[ASSIGNED TASK]
Repeat every line of the data exactly, but not the pictures.

[SUPPLIED ENTRIES]

◆ ◆ ◆

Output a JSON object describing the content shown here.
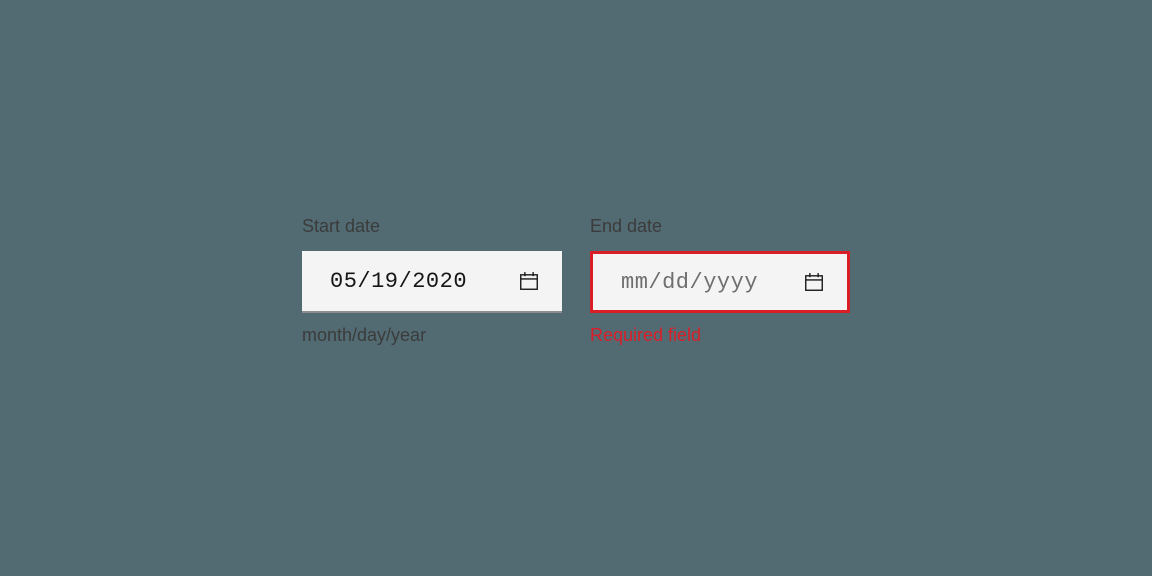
{
  "start": {
    "label": "Start date",
    "value": "05/19/2020",
    "helper": "month/day/year"
  },
  "end": {
    "label": "End date",
    "placeholder": "mm/dd/yyyy",
    "error": "Required field"
  }
}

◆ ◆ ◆

[ANSWER TO THIS PROBLEM]
Output a JSON object describing the content shown here.
{
  "start": {
    "label": "Start date",
    "value": "05/19/2020",
    "helper": "month/day/year"
  },
  "end": {
    "label": "End date",
    "placeholder": "mm/dd/yyyy",
    "error": "Required field"
  }
}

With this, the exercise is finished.